Chris's Kamfgruppe deploys to the left of the bridge
A view from the hill on the right flank where my Tiger took up residence for the entire game.
My panzer grenadiers debus just short of the crossroads leading to the bridge
Chris's panzer grenadiers also dismount on the left flank and prepare to assault across the river. At this point, I had knocked out one US AT gun and so had Chris, with the third deployed far behind the front line facing my right flank.
The view from behind Chris's Tiger as it covers the German left flank. In the woods to the immediate right front, his two Mk IV's wait in cover
Chris attempted a mass assault across the river at a time when the US forces were redeploying and had withdrawn into the wood and therefore could not engage the Germans as they crossed the river,. Unfortunately, only one of the three units succeeded in advancing - the other two remained on our side of the river. In ensuing activations the US forces in the woods managed to drive this loan German unit back across the river and inflicted severe damage on them in the process
The US player miscalculated his advance with two of his three M10's up the road towards the bridge and then drew attention to the fact by pointing out his M10 could see my Tiger. Of course, this meant the same was true in reverse, so when Julian tried to fire on my Tiger, I interrupted his move and returned the compliment, brewing up his M10!
View from the hill where my Tiger has been joined by my second Mk IV and one of the 251 carriers
Next activation and my Mk IV has brewed up an M3 half track. Chris had in the meantime done the same to an M3 on the other flank with long range shooting by his Tiger
My Tiger then advanced slightly and engaged the second M10, with the same result as in the previous case. The US was now down to one M10 and one AT gun, plus some infantry - we still had two Tigers and three of four Mk IV's
The end is nigh! With a bit of psyops, we conned Julian into using up a heap of his activation points, leaving us with about 6 or 8 each to his remaining 3. This is one of the critical tactical elements to this rule set - you can get into a position where you get activation after activation and the opponent cant react to your moves because he has no activation points left.

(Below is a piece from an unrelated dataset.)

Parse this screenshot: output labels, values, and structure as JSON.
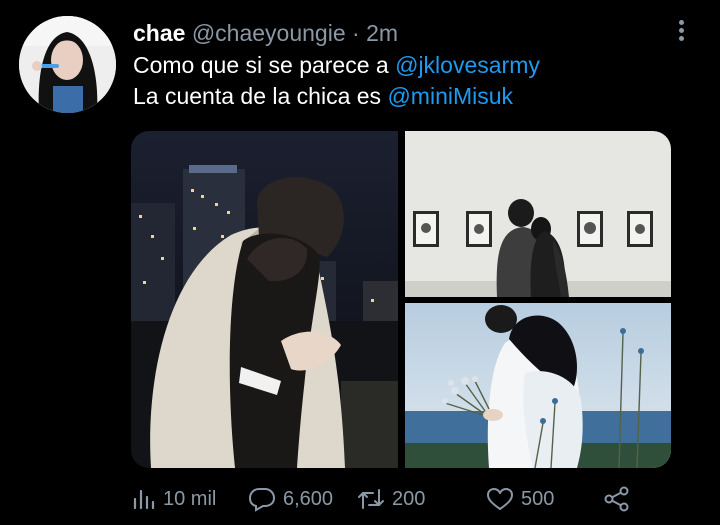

This enabled Chris to advance straight up the road with his two Mk IV's., while I engaged and destroyed the last AT gun, and then Chris drove straight over the bridge, round the burning US armour, and popped a 75mm AT round right up the ass of the last remaining M10!

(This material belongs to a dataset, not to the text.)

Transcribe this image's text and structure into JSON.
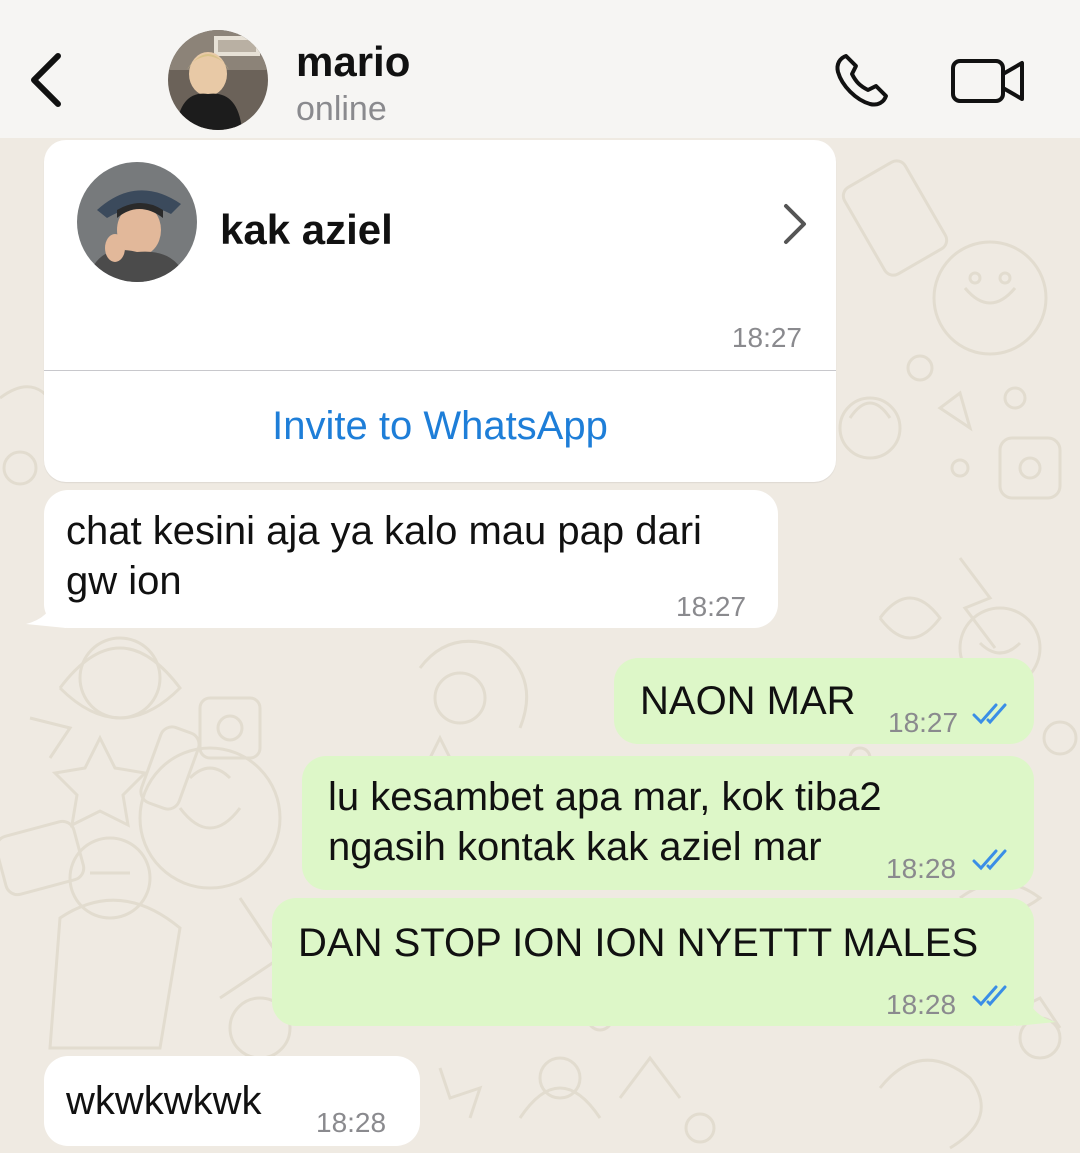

The view from the US side - Chris's Mk IV is in the woods in the top left and the final M10 is burning in the very centre bottom of the photo
Meanwhile, my Tiger on the hill did a little target practice and blew up another M3 halftrack

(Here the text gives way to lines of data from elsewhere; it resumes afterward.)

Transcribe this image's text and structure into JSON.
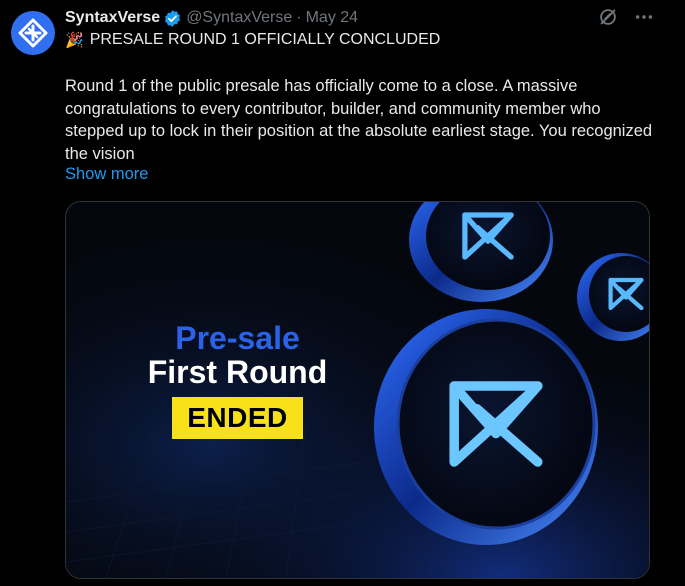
{
  "author": {
    "display_name": "SyntaxVerse",
    "handle": "@SyntaxVerse",
    "separator": "·",
    "date": "May 24",
    "verified": true
  },
  "headline": {
    "emoji": "🎉",
    "text": "PRESALE ROUND 1 OFFICIALLY CONCLUDED"
  },
  "body": "Round 1 of the public presale has officially come to a close. A massive congratulations to every contributor, builder, and community member who stepped up to lock in their position at the absolute earliest stage. You recognized the vision",
  "show_more": "Show more",
  "media": {
    "line1": "Pre-sale",
    "line2": "First Round",
    "badge": "ENDED"
  },
  "icons": {
    "avatar": "logo-icon",
    "verified": "verified-badge-icon",
    "grok": "grok-icon",
    "more": "more-icon"
  },
  "colors": {
    "background": "#000000",
    "link": "#1d9bf0",
    "verified": "#1d9bf0",
    "avatar": "#2f6ff0",
    "presale_blue": "#2b63e8",
    "ended_yellow": "#f8e119"
  }
}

The German advance - Chris's second Mk IV is on the bridge and two of my three infantry units have crossed the river and hold the bocage line on the US side. My Tiger and Mk IV can be seen on ntheir hill in the top left and my infantry carriers are pushing down the road behind Chris's armour.
A final view from the German left flank - Chris's infantry supported by HMG fire from the 251 carriers hold the river line ready to exploit forwards
This was a fun game and I found the rules simple to pick up and understand. There are some interesting little nuances in the rules and they generally seemed to work well. I was a bit dubious when a 57mmAT gun took out my MK IV after the first couple of activations, but that turned out to have been a bit of a fluke and it didn't happen again. The mortars were pretty useless - Julian used them quite a lot and only got on target with them once in the whole game I think. All in all, these rules are a good find and I will be happy to give them another go sometime very soon!